Turkish-born Erkan Coruh spoke to AFP about finding his inspiration from Islamic dresses and his native Istanbul.
"Everything I make is influenced by my childhood, by life in Istanbul, where East and West meet," 34-year-old Coruh said in an interview in a cold, echoing warehouse on the outskirts of Italy's fashion capital ahead of his debut on Monday.
"My inspiration also comes from God and I try to reflect that light in my creations. Like Caravaggio, I want to paint a picture of a dark world, but with illumination from above," he said, as models began arriving for try-ons.
Bending over his workbench, Coruh teased human hair into tiny topknot-buttons for the jackets and dresses he is rushing to finish.
"I always use human hair in my designs, wound up into buttons or sprouting from the hems of dresses. It captures the spirit of the warrior woman, the women who have protected me on my journey so far," he said.
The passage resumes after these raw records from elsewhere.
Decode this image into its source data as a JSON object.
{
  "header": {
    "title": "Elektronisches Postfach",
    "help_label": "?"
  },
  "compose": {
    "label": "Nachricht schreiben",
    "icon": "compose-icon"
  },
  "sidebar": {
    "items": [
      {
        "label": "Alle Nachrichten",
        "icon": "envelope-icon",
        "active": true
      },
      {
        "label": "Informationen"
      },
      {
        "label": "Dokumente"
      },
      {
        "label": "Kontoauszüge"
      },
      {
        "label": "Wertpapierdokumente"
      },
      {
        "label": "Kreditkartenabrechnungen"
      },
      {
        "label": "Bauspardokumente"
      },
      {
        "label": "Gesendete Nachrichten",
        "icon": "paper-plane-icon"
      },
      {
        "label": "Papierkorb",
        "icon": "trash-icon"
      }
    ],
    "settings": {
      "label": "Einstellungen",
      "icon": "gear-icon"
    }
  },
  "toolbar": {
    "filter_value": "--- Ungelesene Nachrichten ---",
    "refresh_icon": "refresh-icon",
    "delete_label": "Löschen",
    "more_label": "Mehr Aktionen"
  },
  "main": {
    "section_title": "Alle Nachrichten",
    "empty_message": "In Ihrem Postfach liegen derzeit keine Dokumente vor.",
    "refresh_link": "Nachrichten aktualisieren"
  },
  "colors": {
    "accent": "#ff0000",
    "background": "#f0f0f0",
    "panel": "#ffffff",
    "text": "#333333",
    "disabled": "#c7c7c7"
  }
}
Born and raised in Istanbul, Coruh is one of a handful of new designers presenting collections in Milan this year as part of the city's initiative to celebrate some of the best upcoming creators.
The Turkish designer made his name internationally in 2010 with a controversial collection -- "The Men and Women of Allah" -- which merged Western fashion with Islamic dress.
"Some people hated my designs. I played on the idea that women lose their shape and their identity under the burqa and I think it shocked some people, it was too Islamic for them," he said.
With Muslim women who live in Europe in mind, Coruh designed a jacket in Chanel style that transforms into a burqa. "You can't just ban the burqa," he said. "Why not find new ways of wearing it, of expressing your culture?"
The jarring vision of women in black, modern-cut dresses with their faces completely enveloped in striking red and white shawls, or buttoned in behind thick, sightless veils, drew attention in Italy's fashion circles.
His second collection, "Shirin," which won a competition organised by Vogue Italia in July, was dedicated to Iranian artist Shirin Neshat and inspired by her ideas on the contrast between feminine vulnerability and women warriors.
"I call it 'traumatic elegance,' the concept of taking classic Western-style pieces and adding challenging new textures and lines that capture the fighting women. My muses are real women who live hard lives, but keep their elegance."
After studying fashion design at Istanbul's Fine Art Academy, Coruh moved to Milan where he did a masters in fashion and worked for several Italian brands before setting up his own label in 2009.
Looking to his upcoming show and his career so far, Coruh said: "This is a golden age."
"The journey is not over of course. But this moment, this is a victory moment."
Extract taken from The West Australian. http://www.thewest.com.au/
he also has a mens line